#### What is expected:
Go over the entries and report the lines where the word "address" occurs.

____________________

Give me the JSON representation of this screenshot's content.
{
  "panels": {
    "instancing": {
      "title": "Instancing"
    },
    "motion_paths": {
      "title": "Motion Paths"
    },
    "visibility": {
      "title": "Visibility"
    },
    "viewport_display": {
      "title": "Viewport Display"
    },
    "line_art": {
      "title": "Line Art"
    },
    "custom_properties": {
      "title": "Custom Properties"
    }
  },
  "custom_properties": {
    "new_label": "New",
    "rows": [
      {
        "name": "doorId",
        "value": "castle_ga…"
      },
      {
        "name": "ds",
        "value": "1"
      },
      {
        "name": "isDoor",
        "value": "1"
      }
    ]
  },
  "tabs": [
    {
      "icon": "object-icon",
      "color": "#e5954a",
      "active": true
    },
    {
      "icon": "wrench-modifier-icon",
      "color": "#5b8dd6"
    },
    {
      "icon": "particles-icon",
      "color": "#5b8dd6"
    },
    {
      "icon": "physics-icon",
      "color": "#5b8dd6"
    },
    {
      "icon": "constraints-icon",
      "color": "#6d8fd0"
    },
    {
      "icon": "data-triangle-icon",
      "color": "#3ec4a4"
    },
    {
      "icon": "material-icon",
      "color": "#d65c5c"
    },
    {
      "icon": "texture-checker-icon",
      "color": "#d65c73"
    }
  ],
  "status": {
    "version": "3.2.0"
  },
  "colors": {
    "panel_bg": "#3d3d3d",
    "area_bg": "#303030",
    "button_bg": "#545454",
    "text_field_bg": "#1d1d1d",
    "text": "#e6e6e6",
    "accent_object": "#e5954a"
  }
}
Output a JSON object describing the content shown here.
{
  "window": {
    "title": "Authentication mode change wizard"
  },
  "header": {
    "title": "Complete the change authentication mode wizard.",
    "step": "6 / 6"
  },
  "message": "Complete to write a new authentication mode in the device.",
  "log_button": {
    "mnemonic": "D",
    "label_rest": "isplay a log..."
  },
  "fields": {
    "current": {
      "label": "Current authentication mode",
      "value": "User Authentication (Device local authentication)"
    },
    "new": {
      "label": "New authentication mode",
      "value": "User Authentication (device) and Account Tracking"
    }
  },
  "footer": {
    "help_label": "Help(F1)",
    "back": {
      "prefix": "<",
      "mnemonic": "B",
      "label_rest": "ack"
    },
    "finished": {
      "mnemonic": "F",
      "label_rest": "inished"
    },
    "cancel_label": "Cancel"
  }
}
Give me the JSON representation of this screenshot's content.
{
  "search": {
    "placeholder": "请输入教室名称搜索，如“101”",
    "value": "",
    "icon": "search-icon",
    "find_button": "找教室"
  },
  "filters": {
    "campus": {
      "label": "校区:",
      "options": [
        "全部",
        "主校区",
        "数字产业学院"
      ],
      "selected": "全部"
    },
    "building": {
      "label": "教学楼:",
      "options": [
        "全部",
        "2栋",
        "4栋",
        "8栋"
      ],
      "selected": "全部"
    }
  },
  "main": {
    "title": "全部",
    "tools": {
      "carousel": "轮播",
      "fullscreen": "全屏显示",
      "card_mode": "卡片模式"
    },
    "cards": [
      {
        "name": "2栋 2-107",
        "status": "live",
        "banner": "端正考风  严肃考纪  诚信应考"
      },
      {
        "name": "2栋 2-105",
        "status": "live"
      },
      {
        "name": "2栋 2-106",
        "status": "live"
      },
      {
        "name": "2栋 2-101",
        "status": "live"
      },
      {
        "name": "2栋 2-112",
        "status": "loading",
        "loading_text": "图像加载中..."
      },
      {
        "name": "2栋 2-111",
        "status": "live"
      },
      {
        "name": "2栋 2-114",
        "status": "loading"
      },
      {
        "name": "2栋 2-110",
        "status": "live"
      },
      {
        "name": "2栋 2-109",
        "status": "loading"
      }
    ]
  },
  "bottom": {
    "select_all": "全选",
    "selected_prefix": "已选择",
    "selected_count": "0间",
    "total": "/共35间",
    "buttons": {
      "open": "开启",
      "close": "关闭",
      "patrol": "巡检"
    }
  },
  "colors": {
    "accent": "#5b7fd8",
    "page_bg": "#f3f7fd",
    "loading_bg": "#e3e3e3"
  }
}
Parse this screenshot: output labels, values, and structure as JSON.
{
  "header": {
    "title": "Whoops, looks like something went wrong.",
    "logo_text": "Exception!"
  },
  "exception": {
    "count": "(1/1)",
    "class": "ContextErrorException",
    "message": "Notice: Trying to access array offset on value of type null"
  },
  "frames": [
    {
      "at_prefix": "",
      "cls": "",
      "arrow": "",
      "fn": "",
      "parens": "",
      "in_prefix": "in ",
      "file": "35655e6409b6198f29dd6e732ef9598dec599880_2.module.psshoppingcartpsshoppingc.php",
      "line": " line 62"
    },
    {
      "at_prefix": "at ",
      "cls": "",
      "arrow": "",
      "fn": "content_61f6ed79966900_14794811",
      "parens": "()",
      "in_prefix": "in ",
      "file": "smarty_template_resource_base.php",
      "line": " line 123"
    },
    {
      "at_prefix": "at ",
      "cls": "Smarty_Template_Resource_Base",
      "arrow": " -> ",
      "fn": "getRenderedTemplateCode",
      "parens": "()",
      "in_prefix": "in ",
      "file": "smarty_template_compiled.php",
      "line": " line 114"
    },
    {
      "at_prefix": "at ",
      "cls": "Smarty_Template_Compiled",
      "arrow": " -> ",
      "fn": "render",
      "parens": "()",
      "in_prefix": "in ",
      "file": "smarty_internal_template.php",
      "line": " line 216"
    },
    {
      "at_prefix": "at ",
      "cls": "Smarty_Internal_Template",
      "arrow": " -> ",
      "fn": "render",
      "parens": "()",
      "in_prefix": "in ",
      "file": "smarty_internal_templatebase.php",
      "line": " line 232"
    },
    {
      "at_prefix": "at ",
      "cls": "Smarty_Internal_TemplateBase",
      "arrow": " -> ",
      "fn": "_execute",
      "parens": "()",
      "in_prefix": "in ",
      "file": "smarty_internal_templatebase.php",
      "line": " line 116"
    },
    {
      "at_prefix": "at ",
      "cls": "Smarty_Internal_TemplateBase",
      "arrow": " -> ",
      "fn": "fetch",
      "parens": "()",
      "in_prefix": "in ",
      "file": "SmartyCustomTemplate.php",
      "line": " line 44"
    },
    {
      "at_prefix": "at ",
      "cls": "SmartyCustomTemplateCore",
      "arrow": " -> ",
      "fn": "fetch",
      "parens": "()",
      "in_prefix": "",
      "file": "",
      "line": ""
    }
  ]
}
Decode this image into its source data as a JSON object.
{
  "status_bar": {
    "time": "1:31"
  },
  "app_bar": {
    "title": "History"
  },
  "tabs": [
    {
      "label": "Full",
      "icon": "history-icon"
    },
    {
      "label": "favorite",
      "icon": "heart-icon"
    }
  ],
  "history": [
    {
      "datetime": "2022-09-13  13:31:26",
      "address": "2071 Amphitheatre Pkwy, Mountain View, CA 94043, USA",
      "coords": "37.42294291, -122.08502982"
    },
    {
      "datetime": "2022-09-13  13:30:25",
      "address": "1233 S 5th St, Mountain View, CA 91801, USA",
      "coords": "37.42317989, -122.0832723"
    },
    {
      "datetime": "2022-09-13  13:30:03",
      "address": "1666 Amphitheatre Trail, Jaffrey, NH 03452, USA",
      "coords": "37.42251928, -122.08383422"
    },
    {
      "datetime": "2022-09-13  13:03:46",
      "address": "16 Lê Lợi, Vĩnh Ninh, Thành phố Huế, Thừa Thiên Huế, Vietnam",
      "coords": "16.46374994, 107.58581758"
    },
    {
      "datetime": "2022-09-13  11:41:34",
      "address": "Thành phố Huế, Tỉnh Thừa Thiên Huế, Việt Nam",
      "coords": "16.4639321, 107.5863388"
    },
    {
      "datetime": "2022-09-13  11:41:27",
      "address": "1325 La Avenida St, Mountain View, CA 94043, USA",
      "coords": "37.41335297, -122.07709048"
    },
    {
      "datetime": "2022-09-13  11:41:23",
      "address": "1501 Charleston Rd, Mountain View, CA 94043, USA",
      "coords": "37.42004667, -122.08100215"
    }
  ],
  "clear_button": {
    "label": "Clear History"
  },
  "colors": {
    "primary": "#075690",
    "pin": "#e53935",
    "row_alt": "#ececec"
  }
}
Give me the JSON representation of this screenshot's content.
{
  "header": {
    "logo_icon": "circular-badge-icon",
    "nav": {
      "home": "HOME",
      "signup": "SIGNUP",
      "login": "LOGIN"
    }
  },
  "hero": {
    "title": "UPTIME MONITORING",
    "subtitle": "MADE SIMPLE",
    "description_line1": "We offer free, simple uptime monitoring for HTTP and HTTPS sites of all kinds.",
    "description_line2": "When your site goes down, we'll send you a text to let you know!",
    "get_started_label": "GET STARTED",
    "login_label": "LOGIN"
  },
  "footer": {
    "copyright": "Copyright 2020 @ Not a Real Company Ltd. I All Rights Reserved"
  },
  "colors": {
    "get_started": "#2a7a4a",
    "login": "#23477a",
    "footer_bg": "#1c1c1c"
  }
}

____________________

#### Exercise solution:
      "address": "2071 Amphitheatre Pkwy, Mountain View, CA 94043, USA",
      "address": "1233 S 5th St, Mountain View, CA 91801, USA",
      "address": "1666 Amphitheatre Trail, Jaffrey, NH 03452, USA",
      "address": "16 Lê Lợi, Vĩnh Ninh, Thành phố Huế, Thừa Thiên Huế, Vietnam",
      "address": "Thành phố Huế, Tỉnh Thừa Thiên Huế, Việt Nam",
      "address": "1325 La Avenida St, Mountain View, CA 94043, USA",
      "address": "1501 Charleston Rd, Mountain View, CA 94043, USA",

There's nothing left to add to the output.